Faculty associations and ousted board members are raising questions about how and why Alberta’s provincial government is overhauling membership on post-secondary institution boards.

Chairman of the board of Red Deer College until Monday, Morris Flewwelling said Wednesday he was surprised to be fired from the post while the college is partway through a transition into a university.

A self-described lifelong conservative supporter, Flewwelling said he and the advanced education minister had discussed how it would be advantageous for him to stay in the post while a new president takes helm of the institution.

“I felt that it was a bit dismissive and I questioned the process,” the former Red Deer mayor said of his rapid departure.

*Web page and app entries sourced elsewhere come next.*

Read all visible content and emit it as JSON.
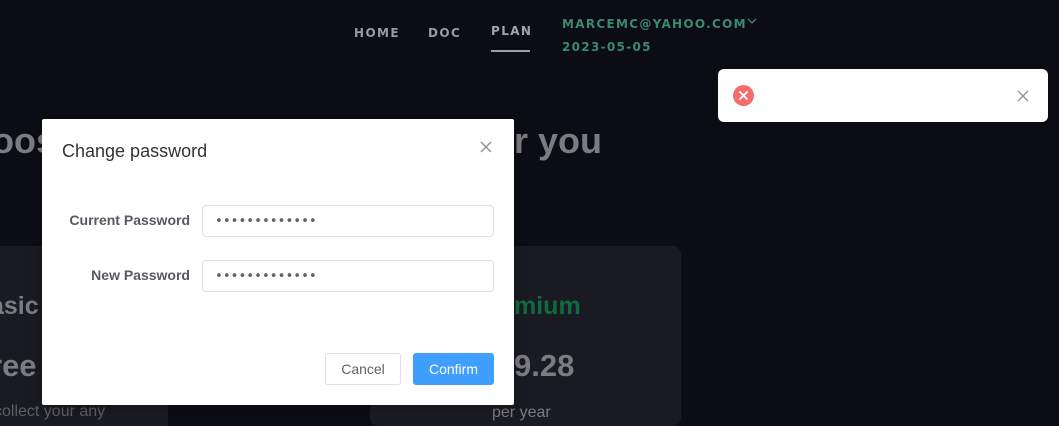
{
  "nav": {
    "home": "HOME",
    "doc": "DOC",
    "plan": "PLAN"
  },
  "user": {
    "email": "MARCEMC@YAHOO.COM",
    "date": "2023-05-05"
  },
  "background": {
    "hero_left": "oos",
    "hero_right": "r you",
    "basic_title": "asic",
    "basic_price": "ree",
    "basic_desc": "collect your any",
    "premium_title": "mium",
    "premium_price": "9.28",
    "premium_period": "per year"
  },
  "modal": {
    "title": "Change password",
    "current_label": "Current Password",
    "current_value": "•••••••••••••",
    "new_label": "New Password",
    "new_value": "•••••••••••••",
    "cancel_label": "Cancel",
    "confirm_label": "Confirm"
  },
  "notification": {
    "message": ""
  },
  "colors": {
    "background": "#0c0c14",
    "accent_green": "#3a8a6c",
    "premium_green": "#0f6b3e",
    "primary_button": "#409eff",
    "error_icon": "#f56c6c"
  },
  "icons": {
    "user_menu": "chevron-down-icon",
    "modal_close": "close-icon",
    "notification_status": "error-circle-icon",
    "notification_close": "close-icon"
  }
}
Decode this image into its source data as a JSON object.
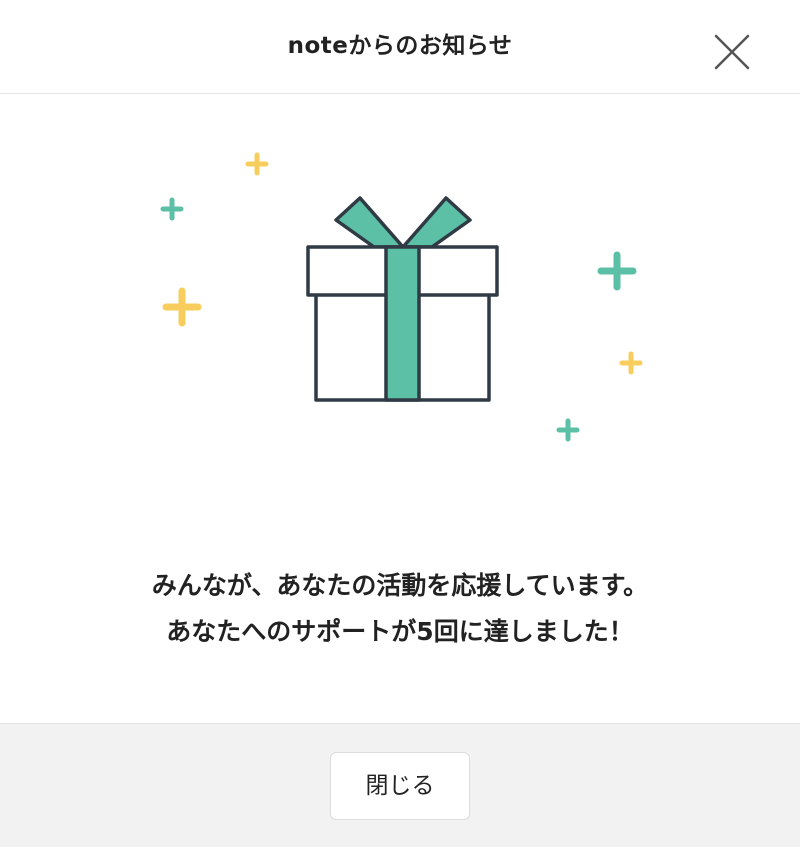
{
  "header": {
    "title": "noteからのお知らせ",
    "close_icon": "close-icon"
  },
  "illustration": {
    "icon": "gift-box-icon",
    "sparkle_colors": {
      "teal": "#5bc0a6",
      "yellow": "#f7cd5d"
    },
    "ribbon_color": "#5bc0a6",
    "outline_color": "#2f3a45"
  },
  "message": {
    "line1": "みんなが、あなたの活動を応援しています。",
    "line2": "あなたへのサポートが5回に達しました！"
  },
  "footer": {
    "close_label": "閉じる",
    "background": "#f2f2f2"
  }
}
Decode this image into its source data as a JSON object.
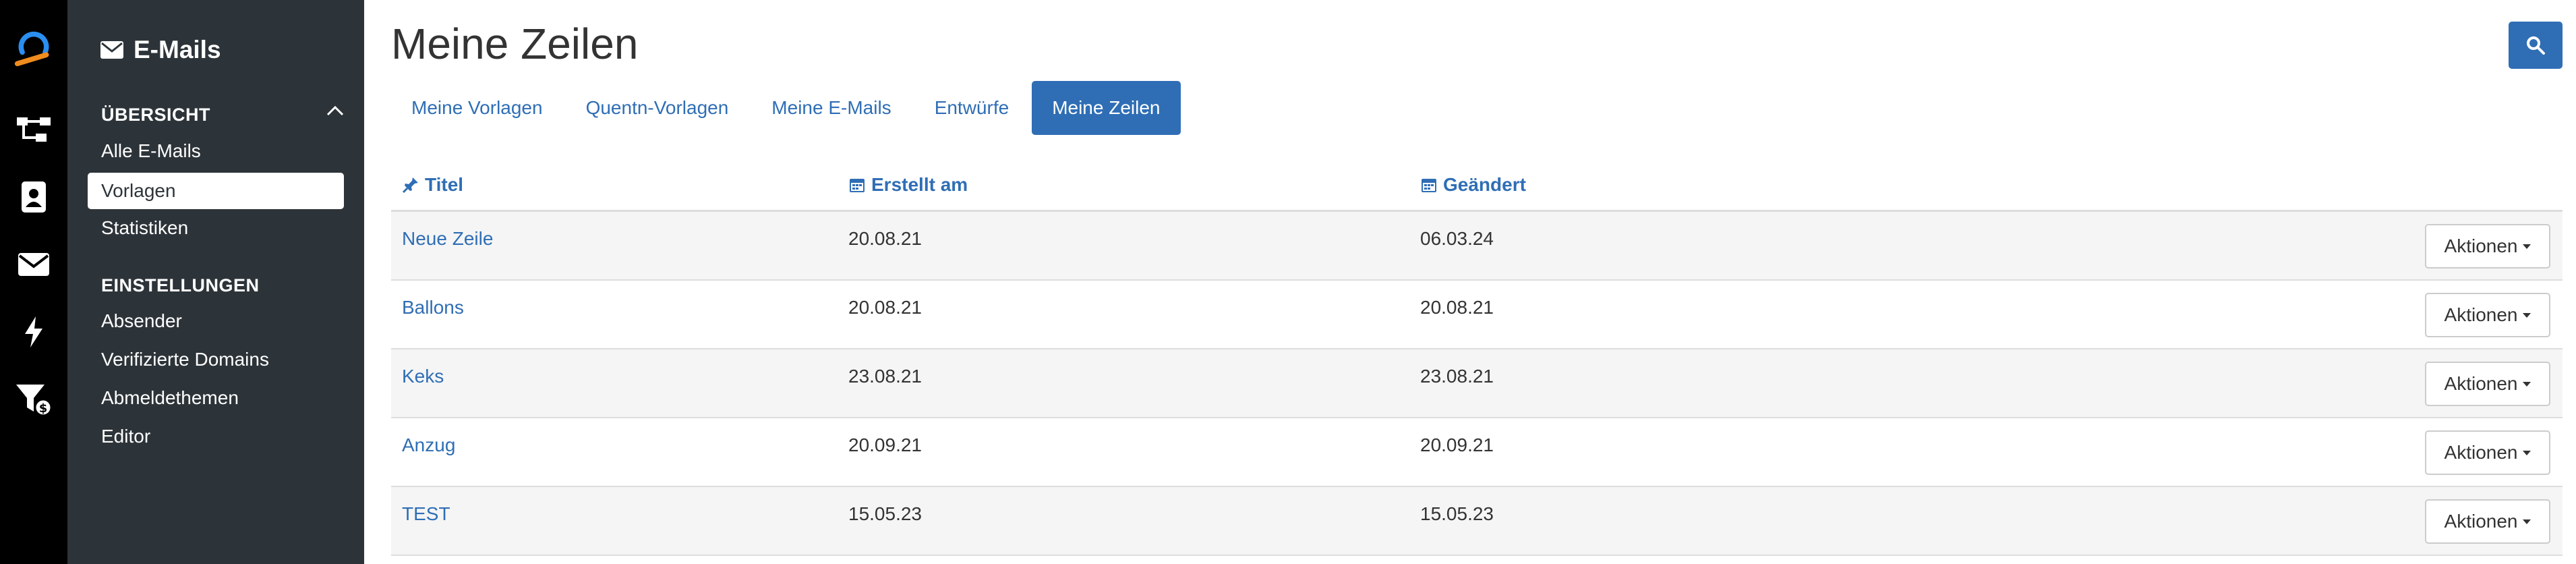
{
  "rail": {
    "icons": [
      "logo-icon",
      "flow-icon",
      "contacts-icon",
      "mail-icon",
      "bolt-icon",
      "filter-revenue-icon"
    ]
  },
  "sidebar": {
    "title": "E-Mails",
    "section_overview": "ÜBERSICHT",
    "overview_items": [
      {
        "label": "Alle E-Mails"
      },
      {
        "label": "Vorlagen"
      },
      {
        "label": "Statistiken"
      }
    ],
    "section_settings": "EINSTELLUNGEN",
    "settings_items": [
      {
        "label": "Absender"
      },
      {
        "label": "Verifizierte Domains"
      },
      {
        "label": "Abmeldethemen"
      },
      {
        "label": "Editor"
      }
    ]
  },
  "main": {
    "title": "Meine Zeilen",
    "tabs": [
      {
        "label": "Meine Vorlagen"
      },
      {
        "label": "Quentn-Vorlagen"
      },
      {
        "label": "Meine E-Mails"
      },
      {
        "label": "Entwürfe"
      },
      {
        "label": "Meine Zeilen"
      }
    ],
    "active_tab": "Meine Zeilen"
  },
  "table": {
    "columns": {
      "title": "Titel",
      "created": "Erstellt am",
      "changed": "Geändert"
    },
    "rows": [
      {
        "title": "Neue Zeile",
        "created": "20.08.21",
        "changed": "06.03.24",
        "action": "Aktionen"
      },
      {
        "title": "Ballons",
        "created": "20.08.21",
        "changed": "20.08.21",
        "action": "Aktionen"
      },
      {
        "title": "Keks",
        "created": "23.08.21",
        "changed": "23.08.21",
        "action": "Aktionen"
      },
      {
        "title": "Anzug",
        "created": "20.09.21",
        "changed": "20.09.21",
        "action": "Aktionen"
      },
      {
        "title": "TEST",
        "created": "15.05.23",
        "changed": "15.05.23",
        "action": "Aktionen"
      }
    ]
  },
  "colors": {
    "accent": "#2f6eb5",
    "sidebar_bg": "#2d3439",
    "rail_bg": "#000000",
    "logo_orange": "#f08c1e",
    "logo_blue": "#2a8ff0"
  }
}
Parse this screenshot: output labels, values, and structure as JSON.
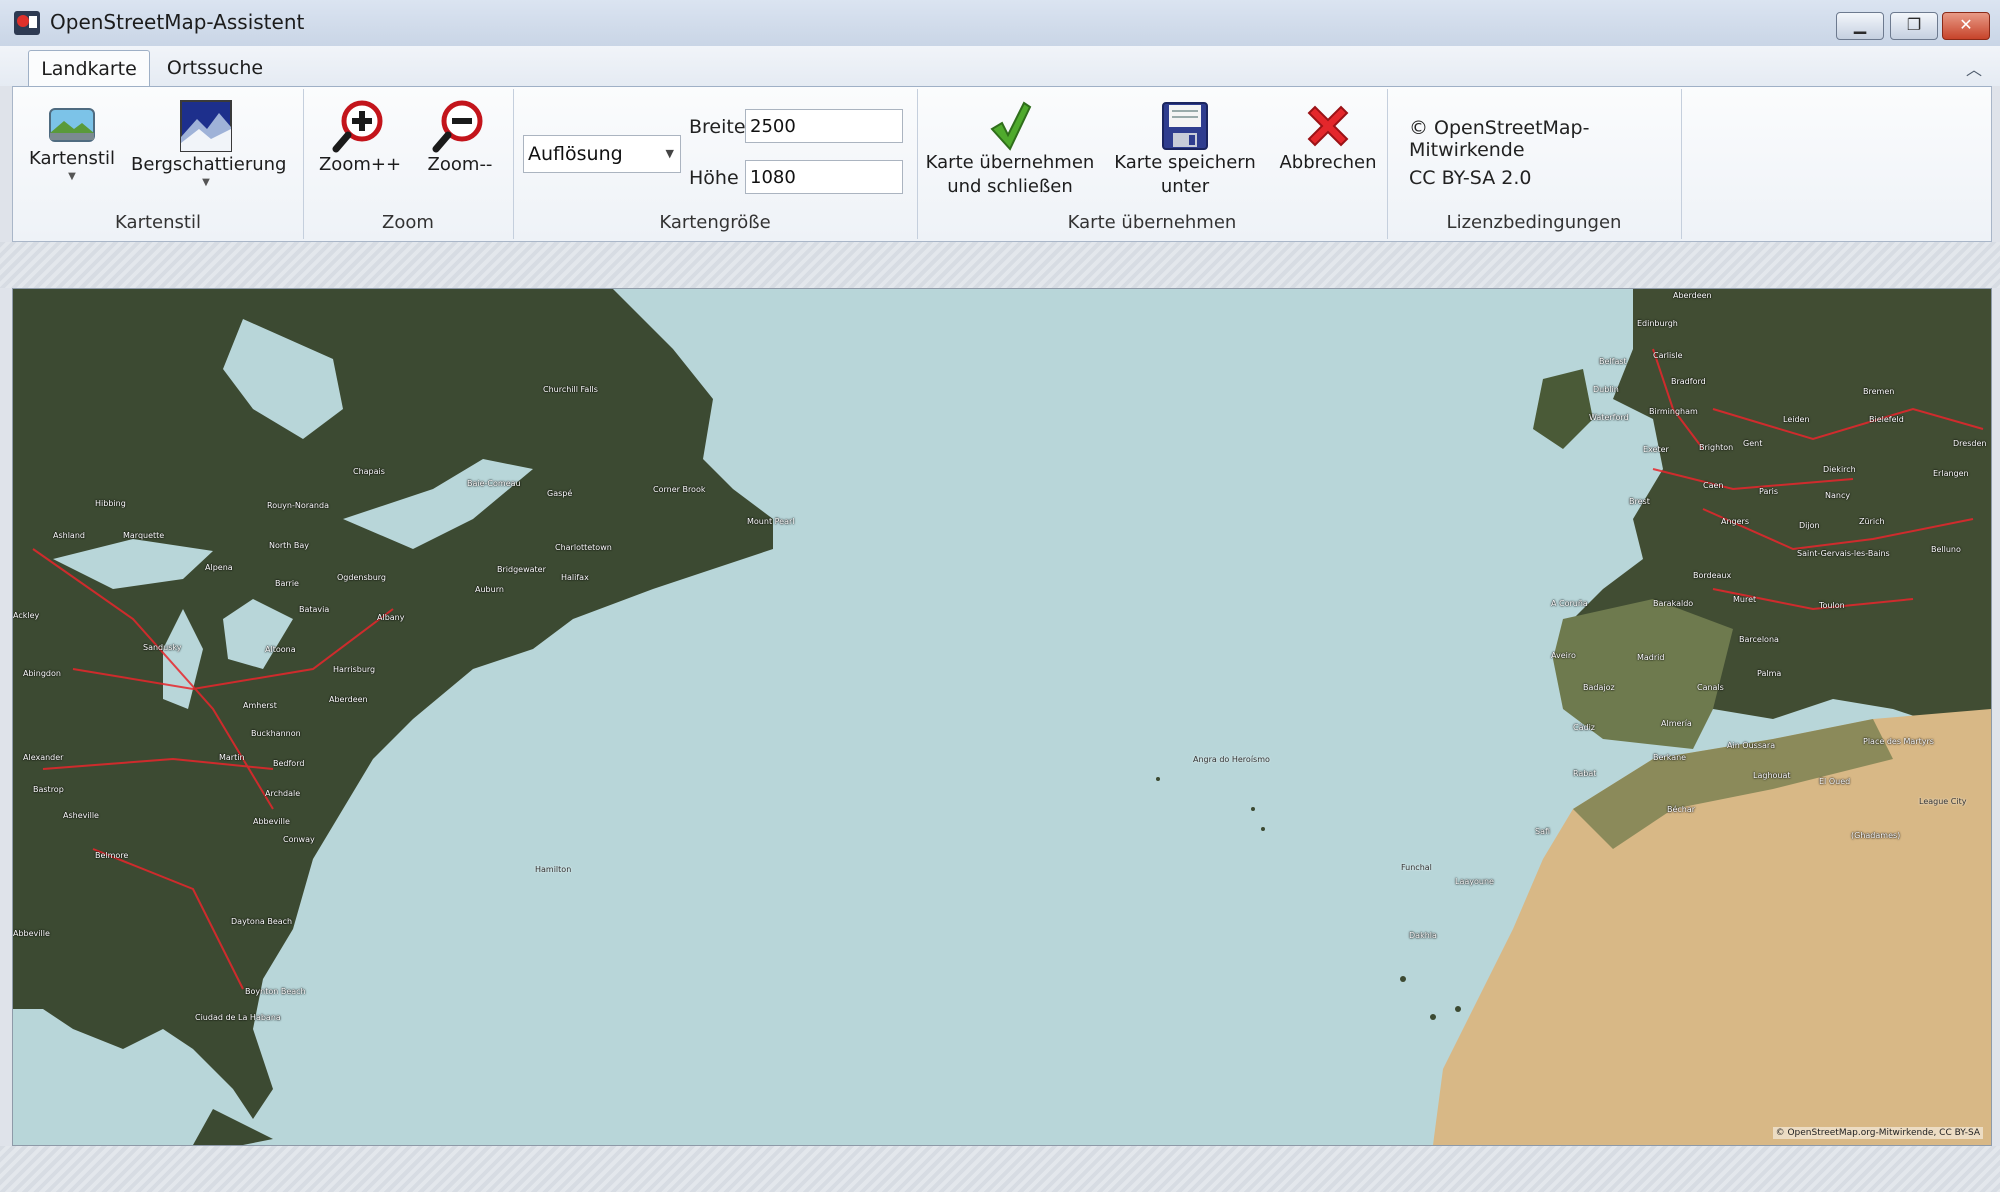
{
  "window": {
    "title": "OpenStreetMap-Assistent"
  },
  "tabs": [
    {
      "label": "Landkarte",
      "active": true
    },
    {
      "label": "Ortssuche",
      "active": false
    }
  ],
  "ribbon": {
    "kartenstil": {
      "group_label": "Kartenstil",
      "style_button": "Kartenstil",
      "hillshade_button": "Bergschattierung"
    },
    "zoom": {
      "group_label": "Zoom",
      "zoom_in": "Zoom++",
      "zoom_out": "Zoom--"
    },
    "size": {
      "group_label": "Kartengröße",
      "resolution_select": "Auflösung",
      "width_label": "Breite",
      "width_value": "2500",
      "height_label": "Höhe",
      "height_value": "1080"
    },
    "apply": {
      "group_label": "Karte übernehmen",
      "apply_close_line1": "Karte übernehmen",
      "apply_close_line2": "und schließen",
      "save_as_line1": "Karte speichern",
      "save_as_line2": "unter",
      "cancel": "Abbrechen"
    },
    "license": {
      "group_label": "Lizenzbedingungen",
      "copyright": "© OpenStreetMap-Mitwirkende",
      "license": "CC BY-SA 2.0"
    }
  },
  "map": {
    "attribution": "© OpenStreetMap.org-Mitwirkende, CC BY-SA",
    "labels": [
      "Churchill Falls",
      "Chapais",
      "Baie-Comeau",
      "Gaspé",
      "Corner Brook",
      "Mount Pearl",
      "Rouyn-Noranda",
      "North Bay",
      "Charlottetown",
      "Halifax",
      "Ogdensburg",
      "Albany",
      "Auburn",
      "Bridgewater",
      "Alpena",
      "Barrie",
      "Batavia",
      "Amherst",
      "Sandusky",
      "Harrisburg",
      "Altoona",
      "Aberdeen",
      "Buckhannon",
      "Bedford",
      "Martin",
      "Archdale",
      "Abbeville",
      "Conway",
      "Belmore",
      "Asheville",
      "Daytona Beach",
      "Boynton Beach",
      "Ciudad de La Habana",
      "Hamilton",
      "Angra do Heroísmo",
      "Funchal",
      "Aberdeen",
      "Edinburgh",
      "Carlisle",
      "Belfast",
      "Dublin",
      "Bradford",
      "Birmingham",
      "Waterford",
      "Exeter",
      "Brighton",
      "Leiden",
      "Bremen",
      "Bielefeld",
      "Gent",
      "Dresden",
      "Diekirch",
      "Caen",
      "Paris",
      "Erlangen",
      "Brest",
      "Nancy",
      "Angers",
      "Dijon",
      "Zürich",
      "Bordeaux",
      "Saint-Gervais-les-Bains",
      "Belluno",
      "Barakaldo",
      "A Coruña",
      "Muret",
      "Toulon",
      "Barcelona",
      "Aveiro",
      "Madrid",
      "Palma",
      "Badajoz",
      "Canals",
      "Cádiz",
      "Almería",
      "Rabat",
      "Berkane",
      "Ain Oussara",
      "Place des Martyrs",
      "Laghouat",
      "El Oued",
      "League City",
      "Béchar",
      "Safi",
      "(Ghadames)",
      "Laayoune",
      "Dakhla",
      "Ackley",
      "Abingdon",
      "Alexander",
      "Bastrop",
      "Abbeville",
      "Ashland",
      "Marquette",
      "Hibbing"
    ]
  },
  "colors": {
    "ocean": "#b8d6d9",
    "road": "#e8262c",
    "land_forest": "#3d4c35",
    "desert": "#d8b886",
    "accent_close": "#c7432a"
  },
  "icons": {
    "kartenstil": "landscape-icon",
    "bergschattierung": "hillshade-icon",
    "zoom_in": "zoom-in-icon",
    "zoom_out": "zoom-out-icon",
    "apply": "checkmark-icon",
    "save": "floppy-disk-icon",
    "cancel": "red-x-icon"
  }
}
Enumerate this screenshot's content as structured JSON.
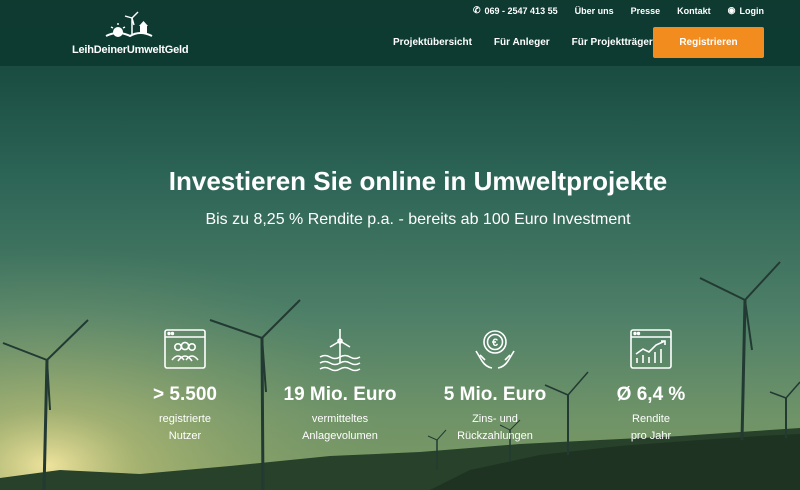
{
  "brand": {
    "name": "LeihDeinerUmweltGeld"
  },
  "utility": {
    "phone": "069 - 2547 413 55",
    "links": [
      "Über uns",
      "Presse",
      "Kontakt"
    ],
    "login": "Login"
  },
  "nav": {
    "items": [
      "Projektübersicht",
      "Für Anleger",
      "Für Projektträger"
    ],
    "register": "Registrieren"
  },
  "hero": {
    "title": "Investieren Sie online in Umweltprojekte",
    "subtitle": "Bis zu 8,25 % Rendite p.a. - bereits ab 100 Euro Investment"
  },
  "stats": [
    {
      "value": "> 5.500",
      "line1": "registrierte",
      "line2": "Nutzer",
      "icon": "users-browser-icon"
    },
    {
      "value": "19 Mio. Euro",
      "line1": "vermitteltes",
      "line2": "Anlagevolumen",
      "icon": "wind-turbine-icon"
    },
    {
      "value": "5 Mio. Euro",
      "line1": "Zins- und",
      "line2": "Rückzahlungen",
      "icon": "euro-coin-hands-icon"
    },
    {
      "value": "Ø 6,4 %",
      "line1": "Rendite",
      "line2": "pro Jahr",
      "icon": "growth-chart-icon"
    }
  ],
  "colors": {
    "header_bg": "#0e3a30",
    "accent": "#f28c1e"
  }
}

Flewwelling had about six months left in his term when government told him the board was “going in a different direction.”

On Wednesday, a government press release said that on Monday, Advanced Education Minister appointed Guy Pelletier as board chair for Red Deer College, and appointed Kristen Korhonen and Julie Oliver as board members until September 2022, while rescinding the appointments of three board members.

Red Deer public school trustee Dianne Macaulay and teacher Karin Melnyk were also removed from the board.

Also Wednesday, Fort McMurray consultant Peter Fortna said he was removed from the Keyano College board Monday after publicly criticizing government’s removal of three other college board members three weeks ago.

Nicolaides appointed communications adviser Margaret Ziolecki to replace him.

The changes follow the government’s moves in August to appoint 43 people to 11 Alberta post-secondary institution boards, displacing some high-profile NDP government appointees, such as former University of Alberta board chairman, Michael Phair.

“In revitalizing our agencies, boards and commissions, we focused our recruitment efforts on those with the right skills, competencies and experience for the job,” Nicolaides’ press secretary, Laurie Chandler, said in an email Wednesday. “The former government had filled positions to further its priorities and it is appropriate for us to do the same.”

Faculty members concerned by process

Last month, Alberta’s auditor general reported the process of appointing members of government agencies, boards and commissions was inefficient, inconsistent and sometimes resulted in vacant posts for longer than six months.

Candidates were not always chosen based on the skills listed in advertisements for the posts, he found.

On Sept. 6, Finance Minister Travis Toews announced the UCP government would centralize board recruitment and appointments through the public agency secretariat.

Chandler did not answer questions Wednesday about whether the secretariat was involved in Monday’s board appointments or what processes government used to select new post-secondary board appointees.

On Sept. 5, the Association of Academic Staff, University of Alberta, wrote to Nicolaides to express concern about Phair’s replacement, mid-term, and asked for an explanation, according to documents obtained by Postmedia.

Association president Kevin Kane questioned what process the minister used to post the openings, seek diverse and qualified candidates and assess the skills and qualifications of the six people he appointed to the university’s board last month.

Kane could not be reached on Wednesday.

‘Government is the big boy’

Faculty Association of Red Deer College president Ken Heather said Wednesday he’s disappointed government is “reverting back to the old appointment of conservative party faithful to boards,” and has concerns about the fairness of the process.

Given recommendations from a blue-ribbon panel to review the viability of colleges and universities and potentially tie funding to performance and labour-market outcomes, Heather questioned whether the new appointees come with marching orders.

“What are they telling these people moving us forward?” he said.

Both Phair and Flewwelling said they applied to serve on public boards and participated in multiple interviews before receiving their appointments.

Phair was shocked by the abruptness of his “banishment,” given he was leading a committee to search for a new president to replace David Turpin, who is leaving in June 2020. He said it showed a lack of respect for the work he’d put into the voluntary position.

“I think it was orchestrated to indicate that the government is the big boy,” he said Wednesday. “They’ll make the rules.”

Chandler said the institutions receive millions of taxpayer dollars and board members must have the strongest possible financial acumen and management experience.

“These new appointees will help our institutions build strong relationships with industry to ensure that we are getting better labour market outcomes.”